When can a Will be contested?
Most challenges to Wills are by potential heirs or beneficiaries who got little or nothing. Will contests must be filed in Probate court within a certain number of days after receiving notice of the death, or petition to admit the Will to probate, or issuance of Letters Testamentary to a personal representative. Examples of reasons to challenge a Will are:
- there is a later Will which, if valid, would replace the earlier Will;
- the Will was made at a time the decedent was not mentally competent to make a Will;
- the Will was the result of fraud, mistake or “undue influence”;
- the Will was not properly “executed” (signed by the decedent);
- the so-called Will is actually a forgery;
- for some other reason (such as a pre-existing contract) the Will is invalid.

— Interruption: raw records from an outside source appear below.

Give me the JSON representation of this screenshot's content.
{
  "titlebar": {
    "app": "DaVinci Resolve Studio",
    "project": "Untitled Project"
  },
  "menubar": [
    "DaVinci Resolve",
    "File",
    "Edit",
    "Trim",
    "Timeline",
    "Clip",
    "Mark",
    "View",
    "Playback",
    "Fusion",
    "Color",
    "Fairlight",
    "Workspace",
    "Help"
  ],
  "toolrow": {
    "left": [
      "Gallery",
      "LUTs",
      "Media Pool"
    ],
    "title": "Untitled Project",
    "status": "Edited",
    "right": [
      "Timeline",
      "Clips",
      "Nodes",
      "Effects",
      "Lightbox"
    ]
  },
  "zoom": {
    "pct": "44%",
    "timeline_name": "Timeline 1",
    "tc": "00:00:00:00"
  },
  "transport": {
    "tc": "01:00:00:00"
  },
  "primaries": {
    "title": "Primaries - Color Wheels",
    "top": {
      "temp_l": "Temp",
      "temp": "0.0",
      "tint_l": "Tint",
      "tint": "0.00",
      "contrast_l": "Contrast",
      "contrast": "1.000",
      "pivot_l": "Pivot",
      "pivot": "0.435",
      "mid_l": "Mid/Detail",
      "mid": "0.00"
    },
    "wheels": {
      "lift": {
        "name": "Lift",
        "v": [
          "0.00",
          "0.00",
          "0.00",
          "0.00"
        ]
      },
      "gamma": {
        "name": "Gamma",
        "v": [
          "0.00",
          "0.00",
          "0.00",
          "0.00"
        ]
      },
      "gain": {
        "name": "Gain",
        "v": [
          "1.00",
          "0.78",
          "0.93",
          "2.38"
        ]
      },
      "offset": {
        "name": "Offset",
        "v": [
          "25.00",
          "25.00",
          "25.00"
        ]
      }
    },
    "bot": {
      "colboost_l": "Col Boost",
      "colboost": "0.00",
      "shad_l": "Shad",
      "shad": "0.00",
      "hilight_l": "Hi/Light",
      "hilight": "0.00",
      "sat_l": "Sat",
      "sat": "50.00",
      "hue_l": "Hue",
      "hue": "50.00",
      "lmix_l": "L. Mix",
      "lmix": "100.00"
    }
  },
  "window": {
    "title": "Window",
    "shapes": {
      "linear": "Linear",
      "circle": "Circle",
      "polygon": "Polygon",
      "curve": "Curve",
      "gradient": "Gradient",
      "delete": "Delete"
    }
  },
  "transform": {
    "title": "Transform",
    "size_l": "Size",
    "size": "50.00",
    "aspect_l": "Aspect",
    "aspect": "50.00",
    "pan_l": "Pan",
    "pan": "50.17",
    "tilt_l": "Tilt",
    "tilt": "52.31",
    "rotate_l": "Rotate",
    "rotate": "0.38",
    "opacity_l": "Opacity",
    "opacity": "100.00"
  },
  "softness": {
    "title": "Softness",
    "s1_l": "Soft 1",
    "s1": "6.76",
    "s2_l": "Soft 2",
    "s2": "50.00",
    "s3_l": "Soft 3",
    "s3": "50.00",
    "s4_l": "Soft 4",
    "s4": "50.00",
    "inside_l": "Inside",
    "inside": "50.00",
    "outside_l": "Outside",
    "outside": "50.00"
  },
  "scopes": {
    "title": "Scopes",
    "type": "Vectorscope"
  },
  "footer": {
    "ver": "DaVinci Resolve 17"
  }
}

If there is a Will contest, the probate court may invalidate all of the Will or only the challenged portion. If the entire Will is found invalid, the proceeds will probably be distributed according to the state laws of intestacy, unless there is a prior revoked Will that is revived and admitted to probate.